LK: When and how did you start becoming so interested in documentary films?
JR: Documentary kind of just fell into my lap. My first internship was at this documentary production company, kNow Productions. When I started working there, I was getting involved in all these really cool, interesting projects about things like internet addiction in China and the cocaine industry in Bolivia. I met some great people and became drawn to the passion it takes to drive these films to completion. Even though there’s little money in it, it’s definitely a personally fulfilling profession.
LK: Where was Invisible Sister filmed? Were you able to travel to Peru for filming?
JR: We filmed Invisible Sister at my house in New York, my apartment in Boston at the time, and in Lima, Peru. I was lucky enough that my Peruvian grandma’s surprise 80th birthday party was happening on a weekend when I had no plans, and that my mom decided we should go surprise her. I took this opportunity to film as much as I could and get some amazing footage I never thought I’d be able to have. It ended up working out so well and illustrated narratives that we were having trouble visualizing. I am so proud everyday to have Peru in my blood, and even more proud to have it in my film!
LK: Knowing that Invisible Sister involved many personal interviews with your family, how many people were involved in the filming of Invisible Sister?
JR: We had a crew of only four people at all times, at most. My coproducer/BFF, Erin St. Pierre did our location sound, and we had two awesome cinematographers, David Nieman and Josh Waterman. Our bud, Victor Viega rounded out our dream team and doubled as an assistant camera person and assistant editor. Pablo Calderòn-Santiago also AC’ed one weekend and was great. It was important to have people who were invested in the project and were also sensitive to the situation, so we were lucky everyone was wonderful and supportive.
LK: How has your family felt about the creation of this film? Were they keen on the idea of sharing their story with the public?
JR: My family was very skeptical of the film at first and my parents tried to back out numerous times. It’s hard to address past issues that were painful, but I had the mentality that finally openly discussing these issues could bring us closer together and give us a better understanding of each other. While I’m not sure I’ll ever be able to say they’re completely comfortable with it all, I think they respect that I made a pretty great film from our story. And I do think we all got some kind of closure from finally addressing this issue head-on.
LK: What are the future plans for Invisible Sister now that it is completely finished? Do you have any new movie ideas?
JR: We recently won 2 EVVY awards, for Outstanding Documentary and Outstanding Non-Fiction Editing (shouts out to the best editor ever, Erin St. Pierre). Since then, we’ve been working on fundraising and prepping the film to be submitted to film festivals around the world. We’ve received so much great feedback on the film we felt it’d be wasteful not to try our hand at the festival circuit, so stay tuned!
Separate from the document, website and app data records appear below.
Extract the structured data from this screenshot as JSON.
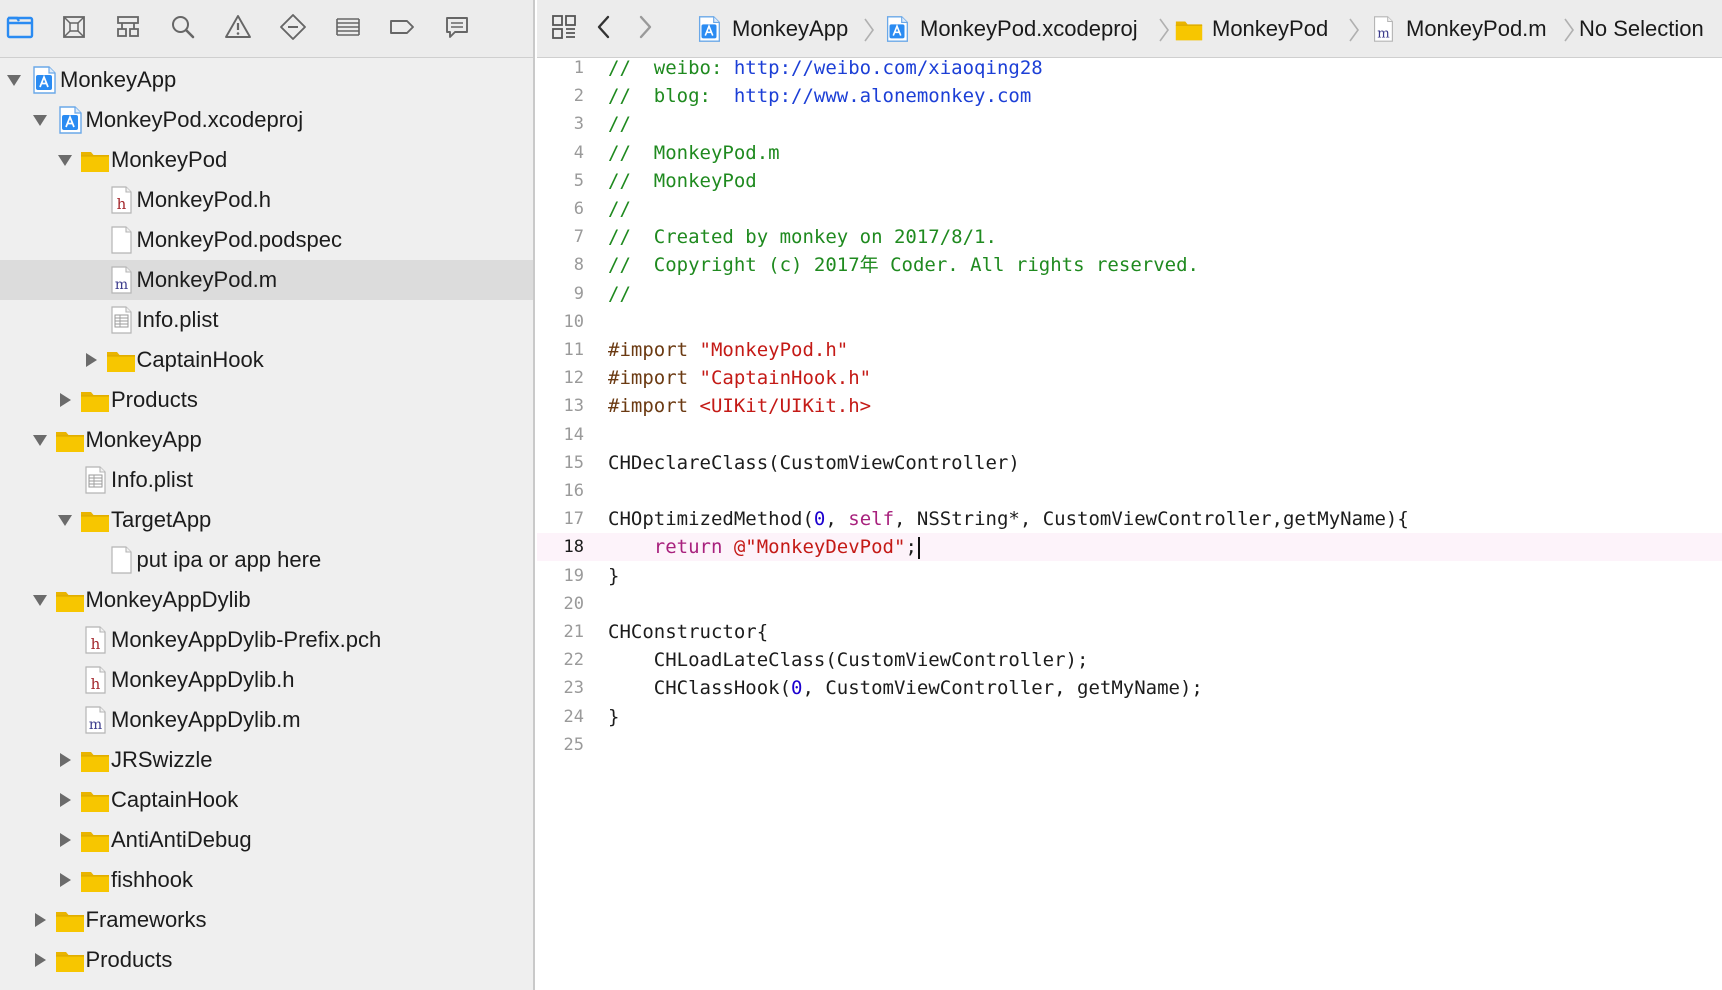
{
  "colors": {
    "accent": "#2a8bf2",
    "folder": "#f5c200",
    "comment": "#1f8a1f",
    "url": "#1c3fd6",
    "preprocessor": "#6b3a12",
    "string": "#c41a16",
    "keyword": "#a8217d",
    "number": "#1c00cf",
    "selected_row": "#dcdcdc",
    "current_line": "#fdf3fa"
  },
  "navigator_tabs": [
    {
      "icon": "project-navigator-icon",
      "active": true
    },
    {
      "icon": "source-control-icon",
      "active": false
    },
    {
      "icon": "symbol-navigator-icon",
      "active": false
    },
    {
      "icon": "find-navigator-icon",
      "active": false
    },
    {
      "icon": "issue-navigator-icon",
      "active": false
    },
    {
      "icon": "test-navigator-icon",
      "active": false
    },
    {
      "icon": "debug-navigator-icon",
      "active": false
    },
    {
      "icon": "breakpoint-navigator-icon",
      "active": false
    },
    {
      "icon": "report-navigator-icon",
      "active": false
    }
  ],
  "file_tree": [
    {
      "label": "MonkeyApp",
      "icon": "xcode-project-icon",
      "depth": 0,
      "disclosure": "expanded"
    },
    {
      "label": "MonkeyPod.xcodeproj",
      "icon": "xcode-project-icon",
      "depth": 1,
      "disclosure": "expanded"
    },
    {
      "label": "MonkeyPod",
      "icon": "folder-icon",
      "depth": 2,
      "disclosure": "expanded"
    },
    {
      "label": "MonkeyPod.h",
      "icon": "header-file-icon",
      "depth": 3,
      "disclosure": "none"
    },
    {
      "label": "MonkeyPod.podspec",
      "icon": "blank-file-icon",
      "depth": 3,
      "disclosure": "none"
    },
    {
      "label": "MonkeyPod.m",
      "icon": "objc-file-icon",
      "depth": 3,
      "disclosure": "none",
      "selected": true
    },
    {
      "label": "Info.plist",
      "icon": "plist-file-icon",
      "depth": 3,
      "disclosure": "none"
    },
    {
      "label": "CaptainHook",
      "icon": "folder-icon",
      "depth": 3,
      "disclosure": "collapsed"
    },
    {
      "label": "Products",
      "icon": "folder-icon",
      "depth": 2,
      "disclosure": "collapsed"
    },
    {
      "label": "MonkeyApp",
      "icon": "folder-icon",
      "depth": 1,
      "disclosure": "expanded"
    },
    {
      "label": "Info.plist",
      "icon": "plist-file-icon",
      "depth": 2,
      "disclosure": "none"
    },
    {
      "label": "TargetApp",
      "icon": "folder-icon",
      "depth": 2,
      "disclosure": "expanded"
    },
    {
      "label": "put ipa or app here",
      "icon": "blank-file-icon",
      "depth": 3,
      "disclosure": "none"
    },
    {
      "label": "MonkeyAppDylib",
      "icon": "folder-icon",
      "depth": 1,
      "disclosure": "expanded"
    },
    {
      "label": "MonkeyAppDylib-Prefix.pch",
      "icon": "header-file-icon",
      "depth": 2,
      "disclosure": "none"
    },
    {
      "label": "MonkeyAppDylib.h",
      "icon": "header-file-icon",
      "depth": 2,
      "disclosure": "none"
    },
    {
      "label": "MonkeyAppDylib.m",
      "icon": "objc-file-icon",
      "depth": 2,
      "disclosure": "none"
    },
    {
      "label": "JRSwizzle",
      "icon": "folder-icon",
      "depth": 2,
      "disclosure": "collapsed"
    },
    {
      "label": "CaptainHook",
      "icon": "folder-icon",
      "depth": 2,
      "disclosure": "collapsed"
    },
    {
      "label": "AntiAntiDebug",
      "icon": "folder-icon",
      "depth": 2,
      "disclosure": "collapsed"
    },
    {
      "label": "fishhook",
      "icon": "folder-icon",
      "depth": 2,
      "disclosure": "collapsed"
    },
    {
      "label": "Frameworks",
      "icon": "folder-icon",
      "depth": 1,
      "disclosure": "collapsed"
    },
    {
      "label": "Products",
      "icon": "folder-icon",
      "depth": 1,
      "disclosure": "collapsed"
    }
  ],
  "jump_bar": {
    "related_items_icon": "related-items-icon",
    "back_icon": "chevron-left-icon",
    "forward_icon": "chevron-right-icon",
    "crumbs": [
      {
        "label": "MonkeyApp",
        "icon": "xcode-project-icon"
      },
      {
        "label": "MonkeyPod.xcodeproj",
        "icon": "xcode-project-icon"
      },
      {
        "label": "MonkeyPod",
        "icon": "folder-icon"
      },
      {
        "label": "MonkeyPod.m",
        "icon": "objc-file-icon"
      },
      {
        "label": "No Selection",
        "icon": ""
      }
    ]
  },
  "editor": {
    "current_line": 18,
    "lines": [
      [
        [
          "comment",
          "//  weibo: "
        ],
        [
          "url",
          "http://weibo.com/xiaoqing28"
        ]
      ],
      [
        [
          "comment",
          "//  blog:  "
        ],
        [
          "url",
          "http://www.alonemonkey.com"
        ]
      ],
      [
        [
          "comment",
          "//"
        ]
      ],
      [
        [
          "comment",
          "//  MonkeyPod.m"
        ]
      ],
      [
        [
          "comment",
          "//  MonkeyPod"
        ]
      ],
      [
        [
          "comment",
          "//"
        ]
      ],
      [
        [
          "comment",
          "//  Created by monkey on 2017/8/1."
        ]
      ],
      [
        [
          "comment",
          "//  Copyright (c) 2017年 Coder. All rights reserved."
        ]
      ],
      [
        [
          "comment",
          "//"
        ]
      ],
      [],
      [
        [
          "pre",
          "#import "
        ],
        [
          "str",
          "\"MonkeyPod.h\""
        ]
      ],
      [
        [
          "pre",
          "#import "
        ],
        [
          "str",
          "\"CaptainHook.h\""
        ]
      ],
      [
        [
          "pre",
          "#import "
        ],
        [
          "str",
          "<UIKit/UIKit.h>"
        ]
      ],
      [],
      [
        [
          "plain",
          "CHDeclareClass(CustomViewController)"
        ]
      ],
      [],
      [
        [
          "plain",
          "CHOptimizedMethod("
        ],
        [
          "num",
          "0"
        ],
        [
          "plain",
          ", "
        ],
        [
          "kw",
          "self"
        ],
        [
          "plain",
          ", NSString*, CustomViewController,getMyName){"
        ]
      ],
      [
        [
          "plain",
          "    "
        ],
        [
          "kw",
          "return "
        ],
        [
          "str",
          "@\"MonkeyDevPod\""
        ],
        [
          "plain",
          ";"
        ]
      ],
      [
        [
          "plain",
          "}"
        ]
      ],
      [],
      [
        [
          "plain",
          "CHConstructor{"
        ]
      ],
      [
        [
          "plain",
          "    CHLoadLateClass(CustomViewController);"
        ]
      ],
      [
        [
          "plain",
          "    CHClassHook("
        ],
        [
          "num",
          "0"
        ],
        [
          "plain",
          ", CustomViewController, getMyName);"
        ]
      ],
      [
        [
          "plain",
          "}"
        ]
      ],
      []
    ]
  }
}
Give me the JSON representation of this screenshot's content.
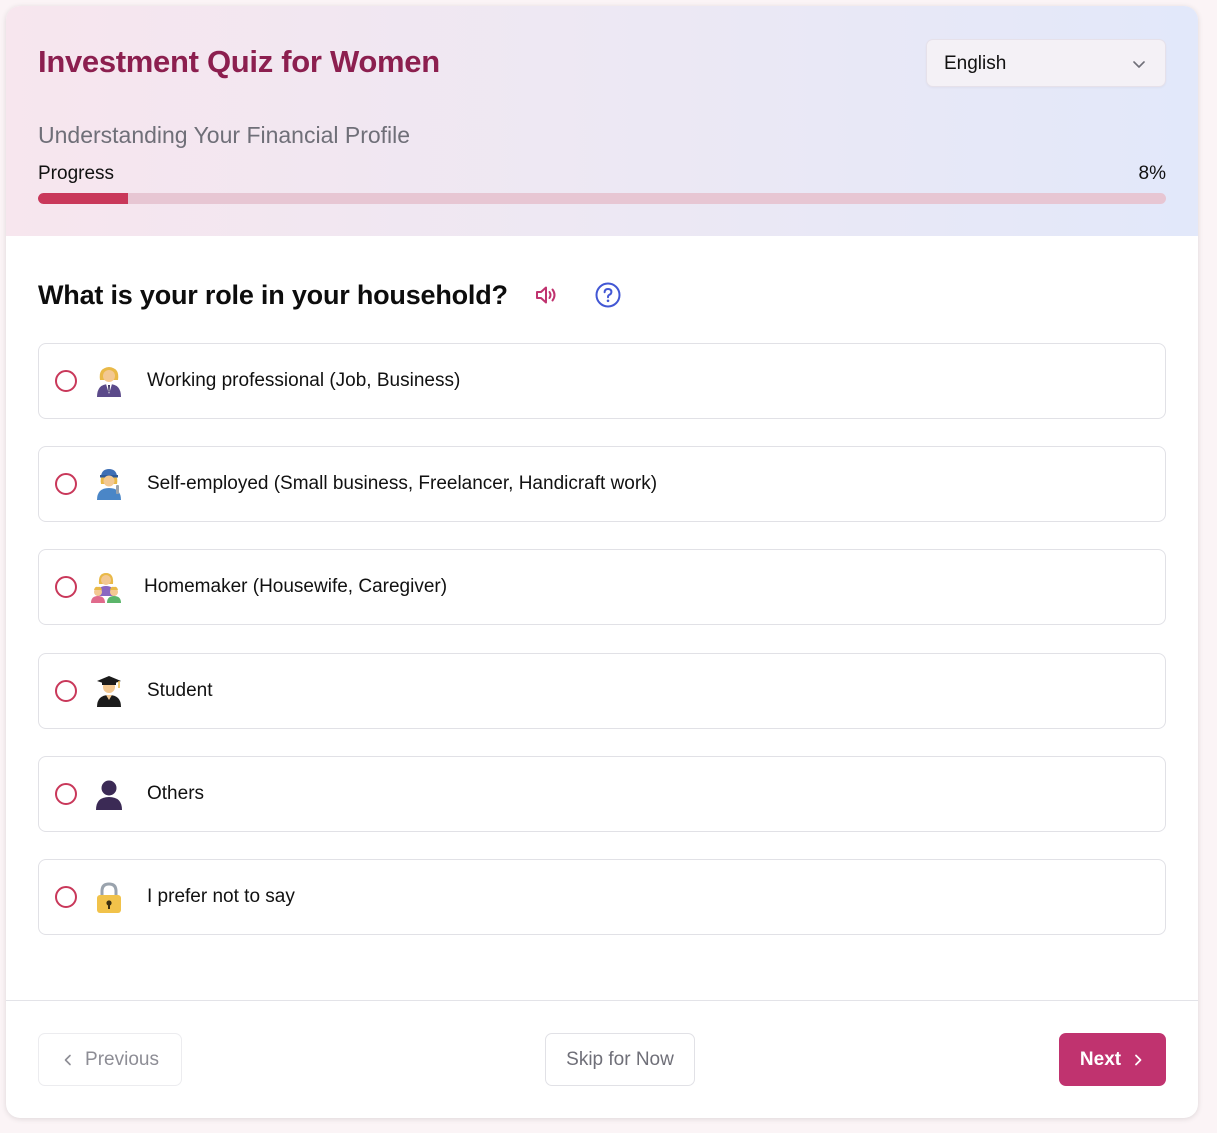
{
  "header": {
    "title": "Investment Quiz for Women",
    "language": {
      "selected": "English",
      "icon": "chevron-down-icon"
    },
    "subtitle": "Understanding Your Financial Profile",
    "progress": {
      "label": "Progress",
      "value_text": "8%",
      "value": 8
    }
  },
  "question": {
    "text": "What is your role in your household?",
    "speaker_icon": "speaker-icon",
    "help_icon": "help-icon",
    "options": [
      {
        "label": "Working professional (Job, Business)",
        "icon": "woman-office-worker-icon"
      },
      {
        "label": "Self-employed (Small business, Freelancer, Handicraft work)",
        "icon": "woman-mechanic-icon"
      },
      {
        "label": "Homemaker (Housewife, Caregiver)",
        "icon": "family-icon"
      },
      {
        "label": "Student",
        "icon": "graduate-icon"
      },
      {
        "label": "Others",
        "icon": "person-silhouette-icon"
      },
      {
        "label": "I prefer not to say",
        "icon": "lock-icon"
      }
    ]
  },
  "footer": {
    "previous_label": "Previous",
    "skip_label": "Skip for Now",
    "next_label": "Next"
  },
  "colors": {
    "accent": "#c0336f",
    "title": "#8c1f4f",
    "radio": "#c9385a",
    "help": "#4257d4"
  }
}
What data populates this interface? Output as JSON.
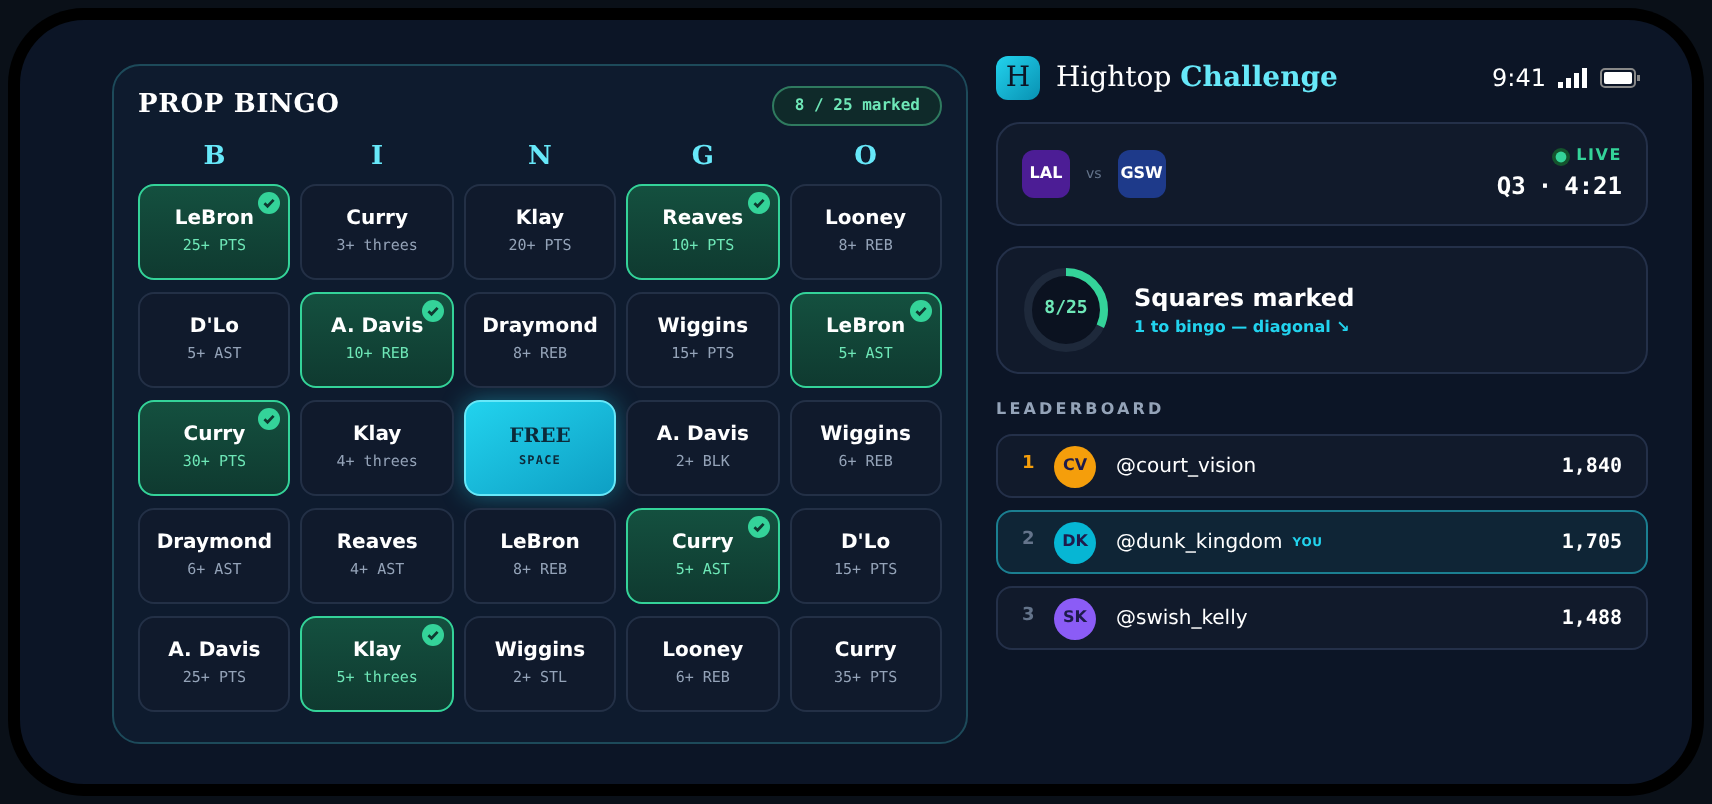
{
  "bingo": {
    "title": "PROP BINGO",
    "marked_badge": "8 / 25 marked",
    "letters": [
      "B",
      "I",
      "N",
      "G",
      "O"
    ],
    "cells": [
      {
        "kind": "prop",
        "player": "LeBron",
        "prop": "25+ PTS",
        "checked": true
      },
      {
        "kind": "prop",
        "player": "Curry",
        "prop": "3+ threes",
        "checked": false
      },
      {
        "kind": "prop",
        "player": "Klay",
        "prop": "20+ PTS",
        "checked": false
      },
      {
        "kind": "prop",
        "player": "Reaves",
        "prop": "10+ PTS",
        "checked": true
      },
      {
        "kind": "prop",
        "player": "Looney",
        "prop": "8+ REB",
        "checked": false
      },
      {
        "kind": "prop",
        "player": "D'Lo",
        "prop": "5+ AST",
        "checked": false
      },
      {
        "kind": "prop",
        "player": "A. Davis",
        "prop": "10+ REB",
        "checked": true
      },
      {
        "kind": "prop",
        "player": "Draymond",
        "prop": "8+ REB",
        "checked": false
      },
      {
        "kind": "prop",
        "player": "Wiggins",
        "prop": "15+ PTS",
        "checked": false
      },
      {
        "kind": "prop",
        "player": "LeBron",
        "prop": "5+ AST",
        "checked": true
      },
      {
        "kind": "prop",
        "player": "Curry",
        "prop": "30+ PTS",
        "checked": true
      },
      {
        "kind": "prop",
        "player": "Klay",
        "prop": "4+ threes",
        "checked": false
      },
      {
        "kind": "free",
        "player": "FREE",
        "prop": "SPACE"
      },
      {
        "kind": "prop",
        "player": "A. Davis",
        "prop": "2+ BLK",
        "checked": false
      },
      {
        "kind": "prop",
        "player": "Wiggins",
        "prop": "6+ REB",
        "checked": false
      },
      {
        "kind": "prop",
        "player": "Draymond",
        "prop": "6+ AST",
        "checked": false
      },
      {
        "kind": "prop",
        "player": "Reaves",
        "prop": "4+ AST",
        "checked": false
      },
      {
        "kind": "prop",
        "player": "LeBron",
        "prop": "8+ REB",
        "checked": false
      },
      {
        "kind": "prop",
        "player": "Curry",
        "prop": "5+ AST",
        "checked": true
      },
      {
        "kind": "prop",
        "player": "D'Lo",
        "prop": "15+ PTS",
        "checked": false
      },
      {
        "kind": "prop",
        "player": "A. Davis",
        "prop": "25+ PTS",
        "checked": false
      },
      {
        "kind": "prop",
        "player": "Klay",
        "prop": "5+ threes",
        "checked": true
      },
      {
        "kind": "prop",
        "player": "Wiggins",
        "prop": "2+ STL",
        "checked": false
      },
      {
        "kind": "prop",
        "player": "Looney",
        "prop": "6+ REB",
        "checked": false
      },
      {
        "kind": "prop",
        "player": "Curry",
        "prop": "35+ PTS",
        "checked": false
      }
    ]
  },
  "app": {
    "logo": "H",
    "name": "Hightop",
    "name_accent": "Challenge"
  },
  "status_bar": {
    "time": "9:41"
  },
  "game": {
    "home": {
      "abbr": "LAL",
      "color": "#4c1d95"
    },
    "vs": "vs",
    "away": {
      "abbr": "GSW",
      "color": "#1e3a8a"
    },
    "live": "LIVE",
    "period": "Q3",
    "separator": "·",
    "clock": "4:21"
  },
  "progress": {
    "ring_label": "8/25",
    "level": 0.32,
    "title": "Squares marked",
    "subtitle": "1 to bingo — diagonal ↘"
  },
  "leaderboard": {
    "heading": "LEADERBOARD",
    "rows": [
      {
        "rank": "1",
        "initials": "CV",
        "color": "#f59e0b",
        "handle": "@court_vision",
        "score": "1,840",
        "selected": false
      },
      {
        "rank": "2",
        "initials": "DK",
        "color": "#06b6d4",
        "handle": "@dunk_kingdom",
        "you": "YOU",
        "score": "1,705",
        "selected": true
      },
      {
        "rank": "3",
        "initials": "SK",
        "color": "#8b5cf6",
        "handle": "@swish_kelly",
        "score": "1,488",
        "selected": false
      }
    ]
  }
}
As for movie ideas, there’s a lot I want to do. I just moved to LA, so right now I’m just working on getting situated here for a while, but eventually I’d love to make documentaries in Peru about my family, but also about other social issues. I really just want to travel and keep making films about things that interest me and that I’m passionate about. Erin and I will be producing content through our new production company banner, Llama Films, so stay tuned there to see what’s coming down the pipeline. I definitely want to keep making at least a couple short films a year until I can afford to make a feature. So we’ll see how long that takes.
To see the trailer for Jamie Roger’s film Invisible Sister and to donate money to the project please click here: http://www.llamafilms.com/